That would depend on what the starting value of X is, which is no different than seeding the rand function. Additionally, any PRNG can be manipulated if the algorithm of the PRNG is known. You also can check the distribution of your function with enough trials, and it can be seen that the function is strictly decreasing along the negative half of a triangular distribution. This means that no matter what X starts as, it will eventually give an overflow error as it gets too large; so, it isn't exactly a PRNG since given any input, you know that the next input will be more negative and that no two values will occur twice

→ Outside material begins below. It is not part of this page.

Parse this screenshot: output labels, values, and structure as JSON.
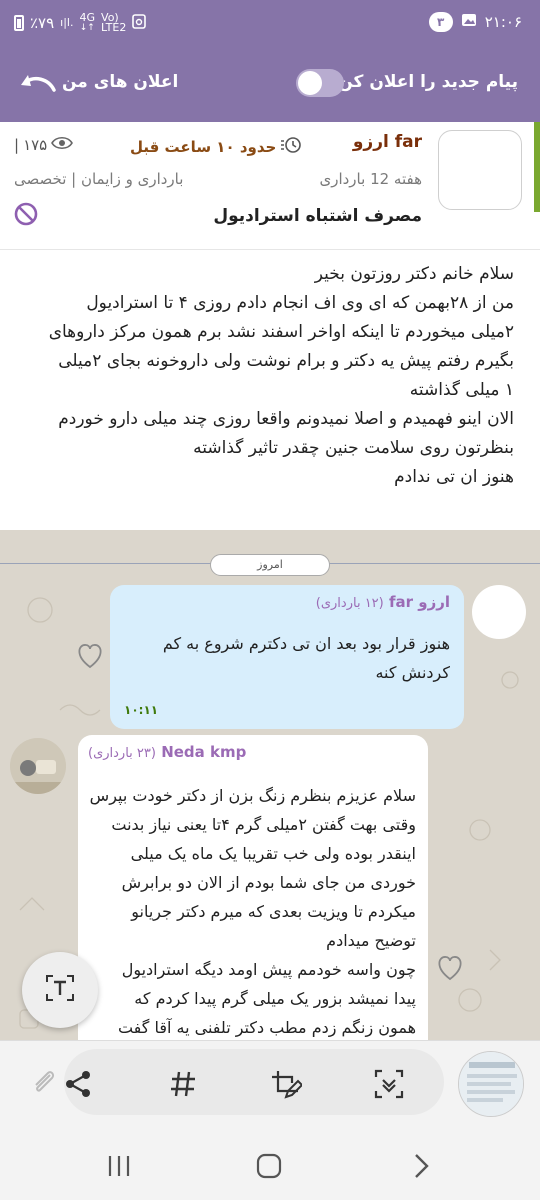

While this may work for some applications, I personally don't feel that it classifies as a PRNG, as it doesn't create a probability distribution when the number of iterations goes to infinity